● **WHAT THE TASK REQUIRES**:
Scan the records below for the string "name" and return every line where it appears.
......
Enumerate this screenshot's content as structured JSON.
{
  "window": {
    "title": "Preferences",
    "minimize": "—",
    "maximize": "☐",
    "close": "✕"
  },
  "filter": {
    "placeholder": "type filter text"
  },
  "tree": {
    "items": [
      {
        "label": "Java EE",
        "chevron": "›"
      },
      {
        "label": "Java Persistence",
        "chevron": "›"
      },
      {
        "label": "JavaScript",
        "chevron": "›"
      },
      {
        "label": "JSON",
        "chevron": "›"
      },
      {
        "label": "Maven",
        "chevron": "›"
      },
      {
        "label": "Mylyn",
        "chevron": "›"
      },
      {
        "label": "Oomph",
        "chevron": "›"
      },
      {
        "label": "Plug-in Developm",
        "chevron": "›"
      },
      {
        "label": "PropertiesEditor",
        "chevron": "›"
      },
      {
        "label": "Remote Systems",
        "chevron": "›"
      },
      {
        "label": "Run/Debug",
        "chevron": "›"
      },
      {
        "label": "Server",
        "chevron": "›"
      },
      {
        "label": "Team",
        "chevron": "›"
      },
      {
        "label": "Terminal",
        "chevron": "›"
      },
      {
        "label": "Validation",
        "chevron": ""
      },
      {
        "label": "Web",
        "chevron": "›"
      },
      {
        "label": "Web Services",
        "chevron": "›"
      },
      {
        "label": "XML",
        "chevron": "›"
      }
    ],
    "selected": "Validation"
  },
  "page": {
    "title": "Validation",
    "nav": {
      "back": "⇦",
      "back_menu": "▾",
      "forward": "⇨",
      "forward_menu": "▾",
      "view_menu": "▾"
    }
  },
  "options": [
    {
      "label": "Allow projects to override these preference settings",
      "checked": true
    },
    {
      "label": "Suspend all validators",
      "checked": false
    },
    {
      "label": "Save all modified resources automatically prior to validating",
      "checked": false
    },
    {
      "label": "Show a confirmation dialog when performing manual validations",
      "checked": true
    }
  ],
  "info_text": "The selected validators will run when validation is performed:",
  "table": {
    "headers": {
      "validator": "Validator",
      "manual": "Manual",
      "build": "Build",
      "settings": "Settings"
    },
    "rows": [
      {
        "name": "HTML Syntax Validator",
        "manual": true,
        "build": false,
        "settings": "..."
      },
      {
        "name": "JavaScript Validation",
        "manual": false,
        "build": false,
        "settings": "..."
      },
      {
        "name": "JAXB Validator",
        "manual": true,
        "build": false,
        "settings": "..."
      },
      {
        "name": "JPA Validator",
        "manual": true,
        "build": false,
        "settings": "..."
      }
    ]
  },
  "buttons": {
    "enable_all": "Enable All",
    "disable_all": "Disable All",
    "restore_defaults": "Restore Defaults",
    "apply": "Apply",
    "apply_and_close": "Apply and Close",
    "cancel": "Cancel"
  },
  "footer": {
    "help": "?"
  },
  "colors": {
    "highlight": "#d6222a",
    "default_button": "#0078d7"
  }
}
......
● **TASK SOLUTION**:
        "name": "HTML Syntax Validator",
        "name": "JavaScript Validation",
        "name": "JAXB Validator",
        "name": "JPA Validator",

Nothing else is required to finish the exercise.